▸ What is required
Give the listing below again exactly, but without any of its pictures.

▸ Input data

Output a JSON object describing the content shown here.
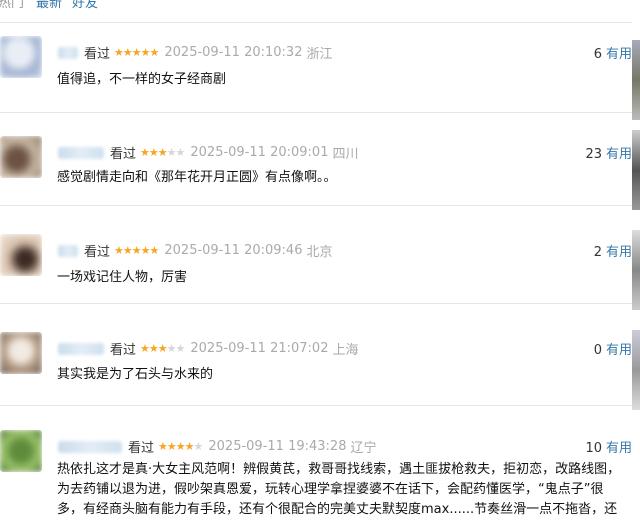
{
  "sort_bar": {
    "label": "热门",
    "options": [
      "最新",
      "好友"
    ]
  },
  "useful_label": "有用",
  "watched_label": "看过",
  "reviews": [
    {
      "stars": 5,
      "time": "2025-09-11 20:10:32",
      "location": "浙江",
      "votes": "6",
      "content": "值得追，不一样的女子经商剧"
    },
    {
      "stars": 3,
      "time": "2025-09-11 20:09:01",
      "location": "四川",
      "votes": "23",
      "content": "感觉剧情走向和《那年花开月正圆》有点像啊。。"
    },
    {
      "stars": 5,
      "time": "2025-09-11 20:09:46",
      "location": "北京",
      "votes": "2",
      "content": "一场戏记住人物，厉害"
    },
    {
      "stars": 3,
      "time": "2025-09-11 21:07:02",
      "location": "上海",
      "votes": "0",
      "content": "其实我是为了石头与水来的"
    },
    {
      "stars": 4,
      "time": "2025-09-11 19:43:28",
      "location": "辽宁",
      "votes": "10",
      "content": "热依扎这才是真·大女主风范啊！辨假黄芪，救哥哥找线索，遇土匪拔枪救夫，拒初恋，改路线图，为去药铺以退为进，假吵架真恩爱，玩转心理学拿捏婆婆不在话下，会配药懂医学，“鬼点子”很多，有经商头脑有能力有手段，还有个很配合的完美丈夫默契度max......节奏丝滑一点不拖沓，还是..."
    }
  ]
}
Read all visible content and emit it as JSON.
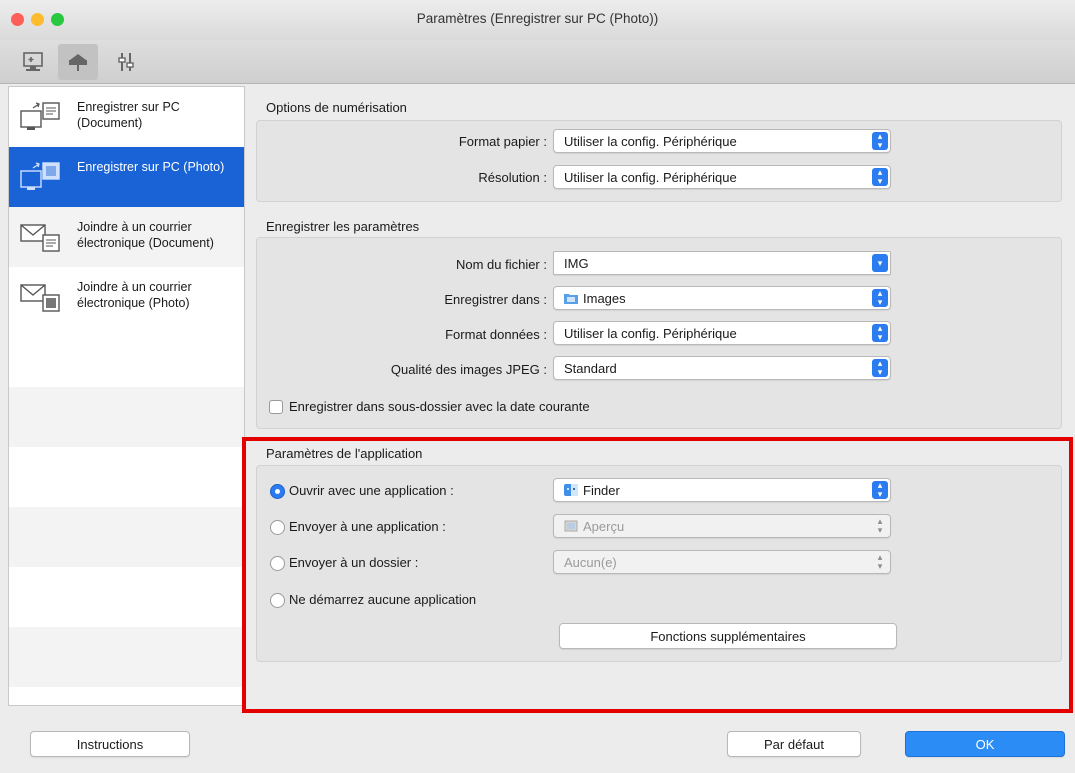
{
  "window": {
    "title": "Paramètres (Enregistrer sur PC (Photo))"
  },
  "toolbar": {
    "tabs": [
      {
        "icon": "computer-scan-icon"
      },
      {
        "icon": "scanner-icon"
      },
      {
        "icon": "general-settings-icon"
      }
    ]
  },
  "sidebar": {
    "items": [
      {
        "label": "Enregistrer sur PC (Document)",
        "icon": "save-pc-document-icon"
      },
      {
        "label": "Enregistrer sur PC (Photo)",
        "icon": "save-pc-photo-icon"
      },
      {
        "label": "Joindre à un courrier électronique (Document)",
        "icon": "email-document-icon"
      },
      {
        "label": "Joindre à un courrier électronique (Photo)",
        "icon": "email-photo-icon"
      }
    ]
  },
  "scan_options": {
    "title": "Options de numérisation",
    "paper_size_label": "Format papier :",
    "paper_size_value": "Utiliser la config. Périphérique",
    "resolution_label": "Résolution :",
    "resolution_value": "Utiliser la config. Périphérique"
  },
  "save_settings": {
    "title": "Enregistrer les paramètres",
    "file_name_label": "Nom du fichier :",
    "file_name_value": "IMG",
    "save_in_label": "Enregistrer dans :",
    "save_in_value": "Images",
    "data_format_label": "Format données :",
    "data_format_value": "Utiliser la config. Périphérique",
    "jpeg_quality_label": "Qualité des images JPEG :",
    "jpeg_quality_value": "Standard",
    "subfolder_label": "Enregistrer dans sous-dossier avec la date courante"
  },
  "app_settings": {
    "title": "Paramètres de l'application",
    "open_with_label": "Ouvrir avec une application :",
    "open_with_value": "Finder",
    "send_to_app_label": "Envoyer à une application :",
    "send_to_app_value": "Aperçu",
    "send_to_folder_label": "Envoyer à un dossier :",
    "send_to_folder_value": "Aucun(e)",
    "no_app_label": "Ne démarrez aucune application",
    "more_functions_label": "Fonctions supplémentaires"
  },
  "footer": {
    "instructions_label": "Instructions",
    "defaults_label": "Par défaut",
    "ok_label": "OK"
  },
  "colors": {
    "accent": "#1a63d6",
    "highlight": "#e40000"
  }
}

▸ Answer area
Output a JSON object describing the content shown here.
{
  "sort_bar": {
    "label": "热门",
    "options": [
      "最新",
      "好友"
    ]
  },
  "useful_label": "有用",
  "watched_label": "看过",
  "reviews": [
    {
      "stars": 5,
      "time": "2025-09-11 20:10:32",
      "location": "浙江",
      "votes": "6",
      "content": "值得追，不一样的女子经商剧"
    },
    {
      "stars": 3,
      "time": "2025-09-11 20:09:01",
      "location": "四川",
      "votes": "23",
      "content": "感觉剧情走向和《那年花开月正圆》有点像啊。。"
    },
    {
      "stars": 5,
      "time": "2025-09-11 20:09:46",
      "location": "北京",
      "votes": "2",
      "content": "一场戏记住人物，厉害"
    },
    {
      "stars": 3,
      "time": "2025-09-11 21:07:02",
      "location": "上海",
      "votes": "0",
      "content": "其实我是为了石头与水来的"
    },
    {
      "stars": 4,
      "time": "2025-09-11 19:43:28",
      "location": "辽宁",
      "votes": "10",
      "content": "热依扎这才是真·大女主风范啊！辨假黄芪，救哥哥找线索，遇土匪拔枪救夫，拒初恋，改路线图，为去药铺以退为进，假吵架真恩爱，玩转心理学拿捏婆婆不在话下，会配药懂医学，“鬼点子”很多，有经商头脑有能力有手段，还有个很配合的完美丈夫默契度max......节奏丝滑一点不拖沓，还是..."
    }
  ]
}
Read all visible content and emit it as JSON.
{
  "window": {
    "title": "Paramètres (Enregistrer sur PC (Photo))"
  },
  "toolbar": {
    "tabs": [
      {
        "icon": "computer-scan-icon"
      },
      {
        "icon": "scanner-icon"
      },
      {
        "icon": "general-settings-icon"
      }
    ]
  },
  "sidebar": {
    "items": [
      {
        "label": "Enregistrer sur PC (Document)",
        "icon": "save-pc-document-icon"
      },
      {
        "label": "Enregistrer sur PC (Photo)",
        "icon": "save-pc-photo-icon"
      },
      {
        "label": "Joindre à un courrier électronique (Document)",
        "icon": "email-document-icon"
      },
      {
        "label": "Joindre à un courrier électronique (Photo)",
        "icon": "email-photo-icon"
      }
    ]
  },
  "scan_options": {
    "title": "Options de numérisation",
    "paper_size_label": "Format papier :",
    "paper_size_value": "Utiliser la config. Périphérique",
    "resolution_label": "Résolution :",
    "resolution_value": "Utiliser la config. Périphérique"
  },
  "save_settings": {
    "title": "Enregistrer les paramètres",
    "file_name_label": "Nom du fichier :",
    "file_name_value": "IMG",
    "save_in_label": "Enregistrer dans :",
    "save_in_value": "Images",
    "data_format_label": "Format données :",
    "data_format_value": "Utiliser la config. Périphérique",
    "jpeg_quality_label": "Qualité des images JPEG :",
    "jpeg_quality_value": "Standard",
    "subfolder_label": "Enregistrer dans sous-dossier avec la date courante"
  },
  "app_settings": {
    "title": "Paramètres de l'application",
    "open_with_label": "Ouvrir avec une application :",
    "open_with_value": "Finder",
    "send_to_app_label": "Envoyer à une application :",
    "send_to_app_value": "Aperçu",
    "send_to_folder_label": "Envoyer à un dossier :",
    "send_to_folder_value": "Aucun(e)",
    "no_app_label": "Ne démarrez aucune application",
    "more_functions_label": "Fonctions supplémentaires"
  },
  "footer": {
    "instructions_label": "Instructions",
    "defaults_label": "Par défaut",
    "ok_label": "OK"
  },
  "colors": {
    "accent": "#1a63d6",
    "highlight": "#e40000"
  }
}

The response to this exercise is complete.